2 May 2016 | The United Nations Convention on Biological Diversity (CBD) aims to halt the seething tide of global biodiversity loss and, this week, Parties to the CBD are assembling in Montreal to review and assess progress countries have made toward achieving this goal. It’s the second week of back to back biodiversity talks as the Subsidiary Body on Scientific, Technical and Technological Advice congregated last week.
But from May 2-6, the talks are all about implementation as the CDB’s newly formed Subsidiary Body of Implementation (SBI) is holding its first meeting. Parties established the SBI at the 12th Conference of the Parties (COP) to the CBD in 2014, replacing a temporary ad-hoc working group for implementation with the more high level and permanent subsidiary body.
The implementation talks appear to be a continuation of the key themes discussed during COP 12 in Pyeongchang, Republic of Korea, where delegates pushed for integrating biodiversity targets into the overarching sustainable development agenda. This concept of integration is a large one and exceeds the agenda for a sustainable future. It incorporates biodiversity into cross-sectoral plans, programs and policies, including financial policies and budgetary processes, the CDB statement says.

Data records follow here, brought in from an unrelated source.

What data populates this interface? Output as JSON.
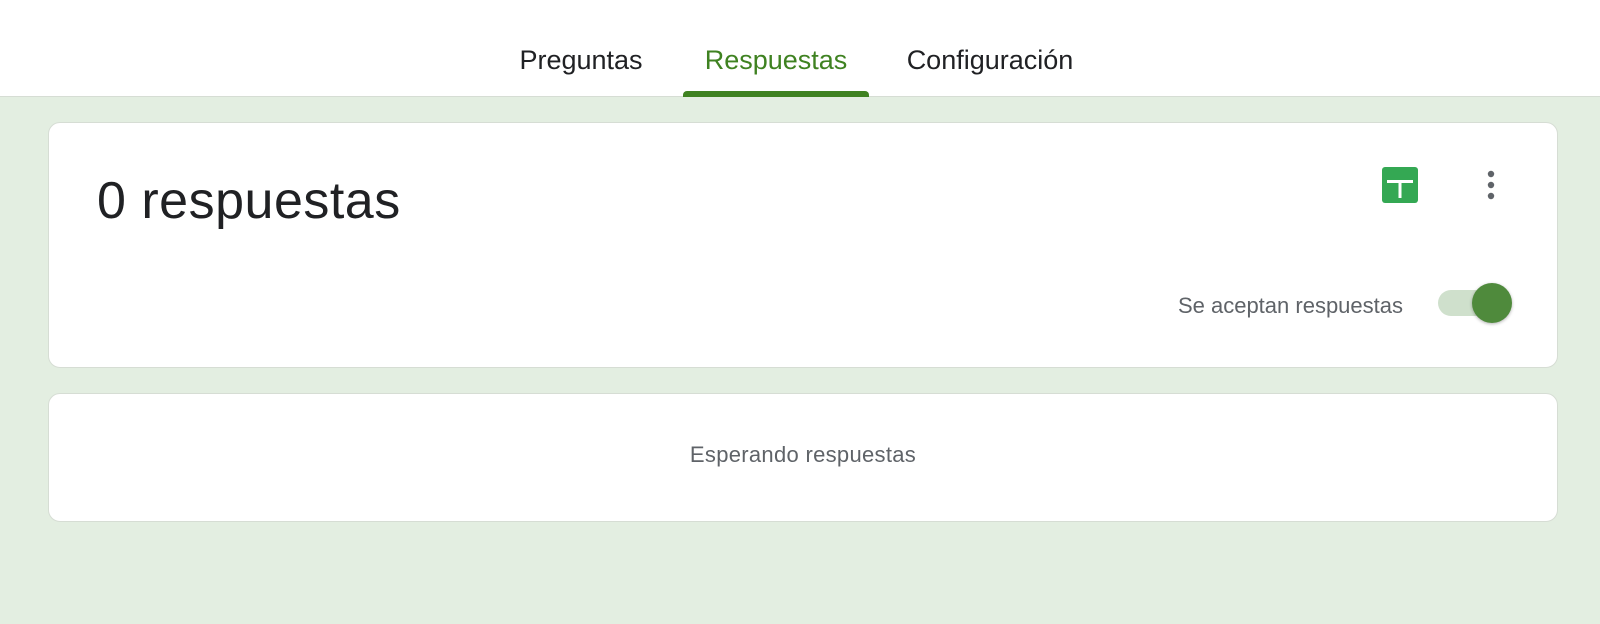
{
  "tabs": [
    {
      "label": "Preguntas",
      "active": false
    },
    {
      "label": "Respuestas",
      "active": true
    },
    {
      "label": "Configuración",
      "active": false
    }
  ],
  "summary": {
    "count_text": "0 respuestas",
    "accepting_label": "Se aceptan respuestas",
    "accepting_enabled": true,
    "link_sheets_icon": "google-sheets-icon",
    "more_icon": "more-vert-icon"
  },
  "empty_state": {
    "text": "Esperando respuestas"
  },
  "colors": {
    "accent": "#3f8221",
    "background": "#e3eee1",
    "sheets_green": "#34a853",
    "toggle_thumb": "#4f8a3c",
    "toggle_track": "#cfe0cc"
  }
}
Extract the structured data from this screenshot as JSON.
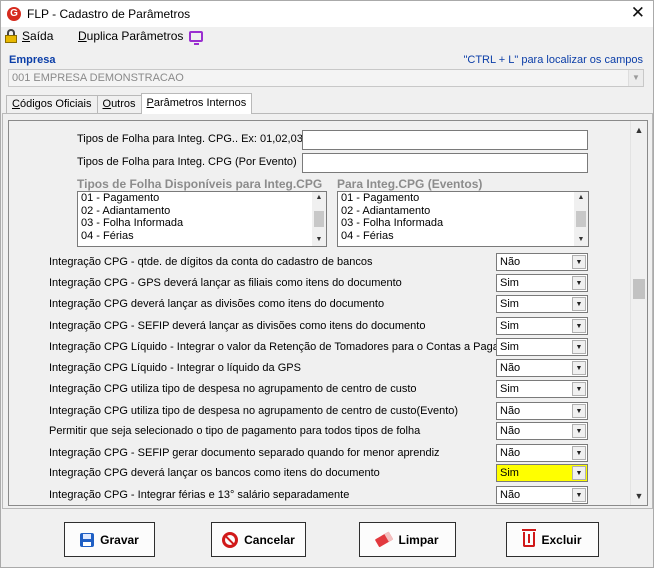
{
  "window": {
    "title": "FLP - Cadastro de Parâmetros",
    "app_icon_letter": "G",
    "close_glyph": "✕"
  },
  "menu": {
    "saida_first": "S",
    "saida_rest": "aída",
    "duplica_first": "D",
    "duplica_rest": "uplica Parâmetros"
  },
  "empresa": {
    "label": "Empresa",
    "hint": "\"CTRL + L\" para localizar os campos",
    "value": "001 EMPRESA DEMONSTRACAO"
  },
  "tabs": {
    "codigos_first": "C",
    "codigos_rest": "ódigos Oficiais",
    "outros_first": "O",
    "outros_rest": "utros",
    "internos_first": "P",
    "internos_rest": "arâmetros Internos"
  },
  "fields": {
    "tipos_folha_label": "Tipos de Folha para Integ. CPG.. Ex: 01,02,03",
    "tipos_folha_evento_label": "Tipos de Folha para Integ. CPG (Por Evento)"
  },
  "lists": {
    "disponiveis_title": "Tipos de Folha Disponíveis para Integ.CPG",
    "eventos_title": "Para Integ.CPG (Eventos)",
    "disponiveis_items": [
      "01 - Pagamento",
      "02 - Adiantamento",
      "03 - Folha Informada",
      "04 - Férias"
    ],
    "eventos_items": [
      "01 - Pagamento",
      "02 - Adiantamento",
      "03 - Folha Informada",
      "04 - Férias"
    ]
  },
  "params": [
    {
      "label": "Integração CPG - qtde. de dígitos da conta do cadastro de bancos",
      "value": "Não"
    },
    {
      "label": "Integração CPG - GPS deverá lançar as filiais como itens do documento",
      "value": "Sim"
    },
    {
      "label": "Integração CPG deverá lançar as divisões como itens do documento",
      "value": "Sim"
    },
    {
      "label": "Integração CPG - SEFIP deverá lançar as divisões como itens do documento",
      "value": "Sim"
    },
    {
      "label": "Integração CPG Líquido - Integrar o valor da Retenção de Tomadores para o Contas a Pagar",
      "value": "Sim"
    },
    {
      "label": "Integração CPG Líquido - Integrar o líquido da GPS",
      "value": "Não"
    },
    {
      "label": "Integração CPG utiliza tipo de despesa no agrupamento de centro de custo",
      "value": "Sim"
    },
    {
      "label": "Integração CPG utiliza tipo de despesa no agrupamento de centro de custo(Evento)",
      "value": "Não"
    },
    {
      "label": "Permitir que seja selecionado o tipo de pagamento para todos tipos de folha",
      "value": "Não"
    },
    {
      "label": "Integração CPG - SEFIP gerar documento separado quando for menor aprendiz",
      "value": "Não"
    },
    {
      "label": "Integração CPG deverá lançar os bancos como itens do documento",
      "value": "Sim"
    },
    {
      "label": "Integração CPG - Integrar férias e 13° salário separadamente",
      "value": "Não"
    }
  ],
  "buttons": {
    "gravar": "Gravar",
    "cancelar": "Cancelar",
    "limpar": "Limpar",
    "excluir": "Excluir"
  },
  "colors": {
    "highlight": "#ffff00",
    "label_blue": "#0b3ea8",
    "group_gray": "#8c8c8c"
  }
}
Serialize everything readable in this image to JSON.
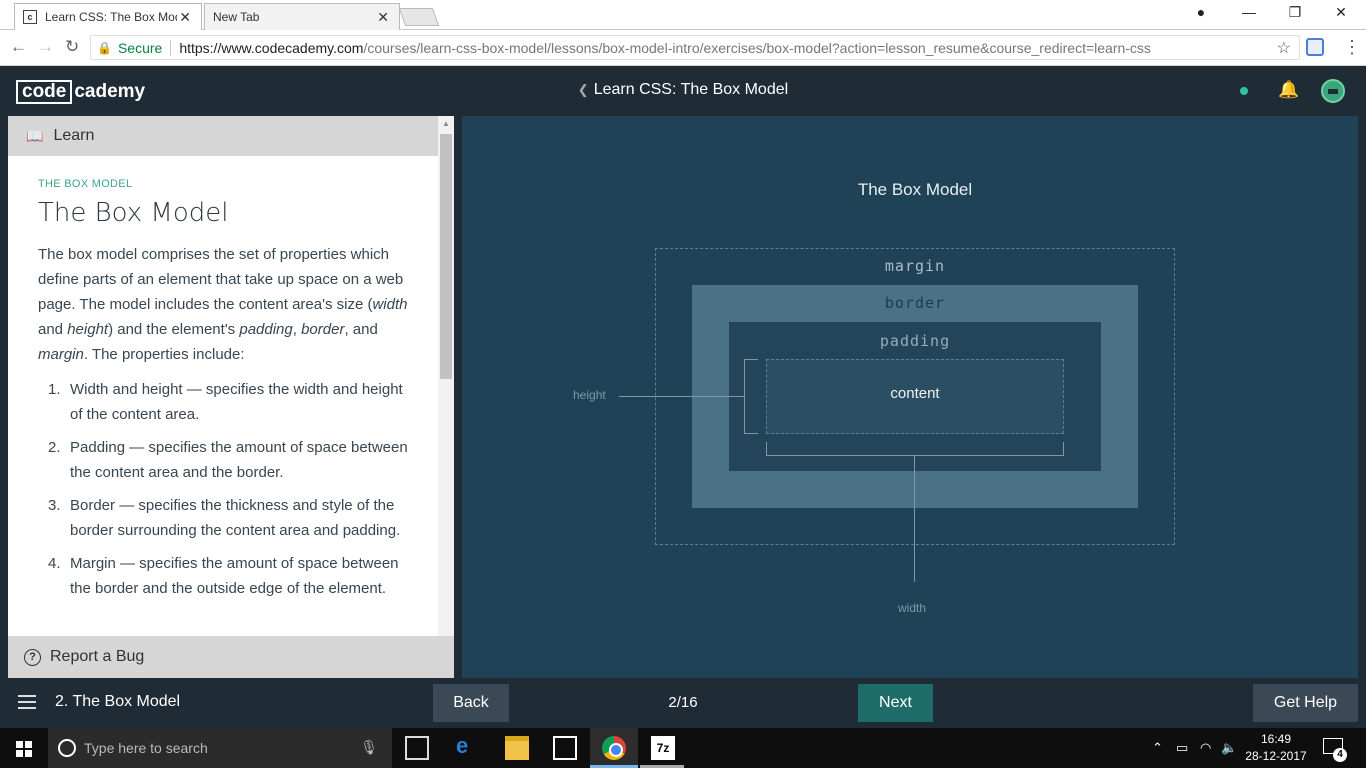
{
  "browser": {
    "tabs": [
      {
        "title": "Learn CSS: The Box Model",
        "favicon": "c"
      },
      {
        "title": "New Tab"
      }
    ],
    "secure_label": "Secure",
    "url_host": "https://www.codecademy.com",
    "url_path": "/courses/learn-css-box-model/lessons/box-model-intro/exercises/box-model?action=lesson_resume&course_redirect=learn-css"
  },
  "header": {
    "logo_boxed": "code",
    "logo_rest": "cademy",
    "course_title": "Learn CSS: The Box Model",
    "status_color": "#2ec4a1"
  },
  "learn_panel": {
    "tab_label": "Learn",
    "eyebrow": "THE BOX MODEL",
    "title": "The Box Model",
    "intro": {
      "p1": "The box model comprises the set of properties which define parts of an element that take up space on a web page. The model includes the content area's size (",
      "em_width": "width",
      "and": " and ",
      "em_height": "height",
      "p2": ") and the element's ",
      "em_padding": "padding",
      "c1": ", ",
      "em_border": "border",
      "c2": ", and ",
      "em_margin": "margin",
      "p3": ". The properties include:"
    },
    "items": [
      {
        "num": "1.",
        "text": "Width and height — specifies the width and height of the content area."
      },
      {
        "num": "2.",
        "text": "Padding — specifies the amount of space between the content area and the border."
      },
      {
        "num": "3.",
        "text": "Border — specifies the thickness and style of the border surrounding the content area and padding."
      },
      {
        "num": "4.",
        "text": "Margin — specifies the amount of space between the border and the outside edge of the element."
      }
    ],
    "report_bug": "Report a Bug"
  },
  "diagram": {
    "title": "The Box Model",
    "margin": "margin",
    "border": "border",
    "padding": "padding",
    "content": "content",
    "height": "height",
    "width": "width"
  },
  "bottom_bar": {
    "lesson": "2. The Box Model",
    "back": "Back",
    "progress": "2/16",
    "next": "Next",
    "help": "Get Help",
    "next_color": "#1e6c69"
  },
  "taskbar": {
    "search_placeholder": "Type here to search",
    "time": "16:49",
    "date": "28-12-2017",
    "notifications": "4",
    "app_7z": "7z"
  }
}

SBI Meeting Headliner
Biodiversity integration is gaining serious traction. Experts consider biodiversity successfully included in the Sustainable Development Goals, which were finalized last September and serve as one part of this overarching agenda known as the 2030 Agenda for Sustainable Development. Biodiversity was also noted in the global pact countries agreed on to fight climate change. Plus, mainstreaming biodiversity in agriculture, fisheries and forestry sectors came up as a topic during the previous week of conversations in Montreal.
In a statement, the CBD lists mainstreaming biodiversity conservation as a key issue for the SBI meeting, and Rowan Braybrook, a Manager in Strategic Engagement and International Policy at Conservation International highlights integration as a big part of these sessions.
“We’re in an era of action and implementation, especially in regards to the links that biodiversity has with the Sustainable Development Goals and climate change,” she says.
Braybrook says the idea behind mainstreaming is joining forces, leveraging other efforts in order to achieve global biodiversity targets. Countries measure their success in stemming the loss of Earth’s flora and fauna through the progress they make toward implementing CBD’s Strategic Plan for Biodiversity, under which the Aichi Biodiversity Targets fall, along with individual National Biodiversity Strategies and Action Plans.
According to the CBD’s most recent Global Biodiversity Outlook publication, countries have made significant progress but they won’t succeed in meeting the Aichi Biodiversity Targets by 2020 without a significant scale-up in terms of resources and efforts. Report authors say there has been relative success in conserving 10% of marine areas and 17% of terrestrial lands as those targets are on track to meet their 2020 deadline. But poor agriculture, forestry and aquaculture practices continue to plague biodiversity, causing deep losses, while the average rate of extinction continues to increase and open ocean and deep sea aren’t well protected, to name a few of the several targets that remain off track.
This is where mainstreaming biodiversity comes in as a fresh opportunity and open door, Braybrook explains. The Sustainable Development Agenda has a wide audience and more political clout as governments and heads of state determined this agenda. And integrating biodiversity into it gives biodiversity much more influence to achieve its objectives than when standing by itself. It also makes for a stronger case for investing in biodiversity.
“When we go outside of the little room of the CBD, we have to convince the larger public, governments and businesses that biodiversity helps achieve their goals,” she says.
Braybrook explains that mainstreaming biodiversity will highlight the human impact of inaction, which can mobilize action. Connections between government ministries like environment and agriculture, for instance, can highlight the economic consequences of biodiversity loss and ecosystem degradation and lead to better land management, or even policy change.
While mainstreaming is in a position to take center stage, CBD lists four core areas it will focus on during the SBI meeting:
- Review of progress in implementation: review progress toward implementation of the Strategic Plan for Biodiversity
- Strategic action to enhance implementation: explore the tools and key actors that could play a role in enhancing implementation with a focus on mainstreaming
- Strengthen support for implementation: Reinforce capacity building, technical and scientific cooperation along with financial resources and mechanisms
- Improving the efficiencies of the Convention structures and processes: Consider existing processes, including mechanisms to review ongoing activities, and look for methods to strengthen them
Braybrook also notes that proper monitoring to ensure positive impacts on biodiversity is a critical issue the talks should address, especially when integrating into these larger processes.
Many of the topics discussed and decisions made during the SBI meeting will be rolled into recommendations Parties will consider at the CBD’s main event, COP 13, happening in December in Cancun, Mexico.